Each year the local classical music series schedules an opera. In past years they have put on Madame Butterfly and other romantic operas. For various reasons, I have not made it to any of these performances which they have been giving for, I guess, four or five years. The cast is made up of singers from the Mexico City opera, sets are minimal and, instead of an orchestra, there is a lone piano. So I wasn't exactly in a hurry to hie myself hither. But this year they are doing Don Giovanni by Mozart, so I thought I would go.
Don Giovanni is one of the few operas I sort of know. I played mandolin in a production of it years ago, shoehorned into the orchestra pit, so I didn't have a good view of the stage. Heh! It was also taken up in a couple of music history courses at university and I have listened to a CD of it along with all the other Mozart operas in my big box Mozart Complete Edition.
I decided to opt for a side balcony ticket instead of a more expensive box or orchestra seat (down in front). Alas, my seat gave me a view of about 10% of the stage and it seemed to be the 10% where very little happened. The production started about fifteen minutes late and the first disconcerting thing was: no overture. We immediately launched into "Notte e giorno faticar." OK. The singing was all right, though not really to my taste. But as time went on the somewhat shaky piano part, the so-so singing and the inability to actually see any of the stage action became more and more tiresome. Also, the handling of the accompaniment of the recitatives showed little sense of 18th century style.

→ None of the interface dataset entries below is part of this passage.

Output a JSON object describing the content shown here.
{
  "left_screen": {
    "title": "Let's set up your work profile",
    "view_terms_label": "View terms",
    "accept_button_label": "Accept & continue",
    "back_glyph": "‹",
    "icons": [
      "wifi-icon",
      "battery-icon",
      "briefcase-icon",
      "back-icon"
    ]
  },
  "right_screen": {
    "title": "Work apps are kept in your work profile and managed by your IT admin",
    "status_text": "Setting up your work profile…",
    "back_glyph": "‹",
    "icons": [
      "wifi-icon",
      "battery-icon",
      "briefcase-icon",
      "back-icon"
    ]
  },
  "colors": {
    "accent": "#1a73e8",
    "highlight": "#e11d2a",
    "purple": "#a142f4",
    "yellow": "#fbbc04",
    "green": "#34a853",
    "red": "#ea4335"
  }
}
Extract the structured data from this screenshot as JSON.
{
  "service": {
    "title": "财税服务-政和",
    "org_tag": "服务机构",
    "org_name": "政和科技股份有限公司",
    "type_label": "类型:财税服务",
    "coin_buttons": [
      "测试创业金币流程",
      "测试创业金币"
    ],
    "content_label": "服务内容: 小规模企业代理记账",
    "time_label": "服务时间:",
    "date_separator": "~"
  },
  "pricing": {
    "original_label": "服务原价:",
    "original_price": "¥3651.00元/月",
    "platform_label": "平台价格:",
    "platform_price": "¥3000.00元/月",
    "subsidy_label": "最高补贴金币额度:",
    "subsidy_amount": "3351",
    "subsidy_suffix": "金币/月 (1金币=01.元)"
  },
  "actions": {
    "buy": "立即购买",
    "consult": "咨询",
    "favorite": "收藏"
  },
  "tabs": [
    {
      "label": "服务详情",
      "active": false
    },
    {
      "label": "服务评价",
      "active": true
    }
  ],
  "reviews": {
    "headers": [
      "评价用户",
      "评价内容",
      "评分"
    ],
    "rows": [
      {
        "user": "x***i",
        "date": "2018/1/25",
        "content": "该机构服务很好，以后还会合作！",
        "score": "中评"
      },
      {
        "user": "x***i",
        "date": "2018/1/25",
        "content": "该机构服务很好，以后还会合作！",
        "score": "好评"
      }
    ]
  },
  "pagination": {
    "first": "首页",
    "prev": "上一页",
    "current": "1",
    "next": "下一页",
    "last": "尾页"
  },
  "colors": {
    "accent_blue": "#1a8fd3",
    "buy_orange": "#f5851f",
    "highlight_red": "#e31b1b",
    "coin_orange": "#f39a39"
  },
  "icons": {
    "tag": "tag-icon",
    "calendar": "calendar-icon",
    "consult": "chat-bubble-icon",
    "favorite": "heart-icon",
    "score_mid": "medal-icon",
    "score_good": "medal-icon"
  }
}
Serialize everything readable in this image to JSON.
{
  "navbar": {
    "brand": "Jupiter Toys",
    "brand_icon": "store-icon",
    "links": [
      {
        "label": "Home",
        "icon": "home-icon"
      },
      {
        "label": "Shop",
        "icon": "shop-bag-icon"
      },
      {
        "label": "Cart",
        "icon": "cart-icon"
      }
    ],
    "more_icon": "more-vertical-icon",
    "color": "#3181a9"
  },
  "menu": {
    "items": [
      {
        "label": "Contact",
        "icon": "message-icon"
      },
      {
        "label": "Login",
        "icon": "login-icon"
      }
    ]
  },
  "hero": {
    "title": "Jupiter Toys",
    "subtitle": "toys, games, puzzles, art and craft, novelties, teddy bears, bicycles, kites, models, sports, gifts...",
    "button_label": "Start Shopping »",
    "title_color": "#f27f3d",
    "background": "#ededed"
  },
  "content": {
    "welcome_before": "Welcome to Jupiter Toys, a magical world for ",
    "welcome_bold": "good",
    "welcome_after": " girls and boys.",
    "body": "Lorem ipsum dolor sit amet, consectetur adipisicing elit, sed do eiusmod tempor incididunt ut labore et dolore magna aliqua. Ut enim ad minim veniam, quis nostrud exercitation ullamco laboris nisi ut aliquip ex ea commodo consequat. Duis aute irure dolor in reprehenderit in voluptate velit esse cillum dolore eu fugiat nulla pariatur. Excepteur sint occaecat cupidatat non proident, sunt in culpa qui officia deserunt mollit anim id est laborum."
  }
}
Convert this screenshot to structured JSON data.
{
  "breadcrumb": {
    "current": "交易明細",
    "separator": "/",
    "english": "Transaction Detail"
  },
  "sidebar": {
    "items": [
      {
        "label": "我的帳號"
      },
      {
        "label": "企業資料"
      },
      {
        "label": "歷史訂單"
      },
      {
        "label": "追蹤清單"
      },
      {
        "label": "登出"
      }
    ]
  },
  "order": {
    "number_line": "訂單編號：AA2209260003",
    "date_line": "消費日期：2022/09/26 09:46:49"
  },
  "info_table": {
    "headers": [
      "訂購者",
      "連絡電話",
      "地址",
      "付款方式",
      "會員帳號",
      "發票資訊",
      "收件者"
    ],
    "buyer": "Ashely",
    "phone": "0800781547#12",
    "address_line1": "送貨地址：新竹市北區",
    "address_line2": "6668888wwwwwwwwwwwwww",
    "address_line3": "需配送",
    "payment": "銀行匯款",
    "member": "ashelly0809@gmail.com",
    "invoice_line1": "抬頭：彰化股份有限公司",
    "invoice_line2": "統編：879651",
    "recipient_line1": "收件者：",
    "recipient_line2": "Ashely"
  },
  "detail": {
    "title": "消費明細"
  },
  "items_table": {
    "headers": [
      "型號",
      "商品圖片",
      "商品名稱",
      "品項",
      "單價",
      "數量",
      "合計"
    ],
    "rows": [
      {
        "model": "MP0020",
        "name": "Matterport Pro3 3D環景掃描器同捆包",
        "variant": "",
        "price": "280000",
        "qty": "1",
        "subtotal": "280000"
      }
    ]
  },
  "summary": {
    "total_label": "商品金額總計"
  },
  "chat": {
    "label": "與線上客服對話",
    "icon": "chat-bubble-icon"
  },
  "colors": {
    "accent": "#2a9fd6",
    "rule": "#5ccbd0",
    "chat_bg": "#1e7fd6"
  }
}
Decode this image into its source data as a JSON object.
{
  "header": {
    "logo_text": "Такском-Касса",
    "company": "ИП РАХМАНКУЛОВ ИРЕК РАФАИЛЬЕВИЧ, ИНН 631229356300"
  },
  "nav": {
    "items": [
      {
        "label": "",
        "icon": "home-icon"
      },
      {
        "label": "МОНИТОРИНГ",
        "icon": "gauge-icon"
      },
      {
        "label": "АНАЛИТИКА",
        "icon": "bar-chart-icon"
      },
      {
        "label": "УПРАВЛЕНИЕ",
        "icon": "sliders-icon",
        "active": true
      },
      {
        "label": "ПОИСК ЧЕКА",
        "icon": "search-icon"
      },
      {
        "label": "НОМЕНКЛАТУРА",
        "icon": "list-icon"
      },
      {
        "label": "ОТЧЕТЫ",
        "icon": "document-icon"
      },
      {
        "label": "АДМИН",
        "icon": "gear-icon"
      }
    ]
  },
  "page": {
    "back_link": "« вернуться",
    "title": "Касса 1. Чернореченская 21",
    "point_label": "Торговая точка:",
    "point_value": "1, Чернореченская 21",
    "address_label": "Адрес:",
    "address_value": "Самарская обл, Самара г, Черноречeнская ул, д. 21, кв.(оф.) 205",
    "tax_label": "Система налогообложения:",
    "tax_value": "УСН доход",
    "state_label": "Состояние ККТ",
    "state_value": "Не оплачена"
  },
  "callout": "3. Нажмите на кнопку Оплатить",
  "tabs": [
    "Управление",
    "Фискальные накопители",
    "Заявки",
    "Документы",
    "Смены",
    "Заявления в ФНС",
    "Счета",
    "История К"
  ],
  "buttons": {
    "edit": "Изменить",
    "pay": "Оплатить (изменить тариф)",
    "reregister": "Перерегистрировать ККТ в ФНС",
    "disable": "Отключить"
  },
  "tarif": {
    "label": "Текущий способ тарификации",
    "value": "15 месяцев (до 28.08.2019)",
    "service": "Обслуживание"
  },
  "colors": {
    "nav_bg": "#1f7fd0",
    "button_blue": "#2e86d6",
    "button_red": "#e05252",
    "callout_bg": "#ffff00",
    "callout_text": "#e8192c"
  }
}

When the intermission belatedly arrived, I just left. I have left lots of concerts in the middle, but never an opera before. I guess I am a bit spoiled by seeing some productions in European opera houses. Sure, there are extreme and understandable limitations on what the local group can do. They have no access to a proper theater. The one they use seats 400 to 500 at the most and the sight-lines are bad for a lot of the seats. There is extremely minimal lighting and the set is nothing more than a painted backdrop. Also, there is no orchestra pit, which means nowhere to put an orchestra even if they could afford one. If the singing was less bombastic and they managed to tuck a string quartet away in a corner somewhere it might have worked. But as it was, it gave the impression of a not very accomplished high school caricature of a Mozart opera. Am I just being a curmudgeon? Well, yes, probably.
If I were to give some advice, it would be to suggest they try and put on something less ambitious, something that they have the resources to handle. But I'm sure that advice will be ignored. What they want to do is familiar works that everyone will want to attend. Well, everyone except me, I guess!
Here's that missing overture: